======== INFORMATION

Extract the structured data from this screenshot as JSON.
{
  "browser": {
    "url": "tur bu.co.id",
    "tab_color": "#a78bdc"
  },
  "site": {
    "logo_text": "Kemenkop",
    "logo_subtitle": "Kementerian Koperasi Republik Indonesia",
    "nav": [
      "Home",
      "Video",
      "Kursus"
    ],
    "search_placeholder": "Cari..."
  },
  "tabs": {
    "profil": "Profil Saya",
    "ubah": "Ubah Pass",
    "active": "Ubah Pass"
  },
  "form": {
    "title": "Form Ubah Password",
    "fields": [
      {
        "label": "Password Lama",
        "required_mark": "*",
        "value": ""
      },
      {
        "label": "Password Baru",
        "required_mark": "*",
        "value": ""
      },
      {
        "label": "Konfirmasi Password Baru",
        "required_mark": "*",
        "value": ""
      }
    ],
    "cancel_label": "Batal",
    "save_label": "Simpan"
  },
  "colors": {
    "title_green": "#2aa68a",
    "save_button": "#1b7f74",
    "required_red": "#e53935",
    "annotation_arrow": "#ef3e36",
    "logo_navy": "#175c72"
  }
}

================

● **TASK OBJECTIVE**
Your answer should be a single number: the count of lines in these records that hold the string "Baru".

● **RESULT OF THE TASK**
2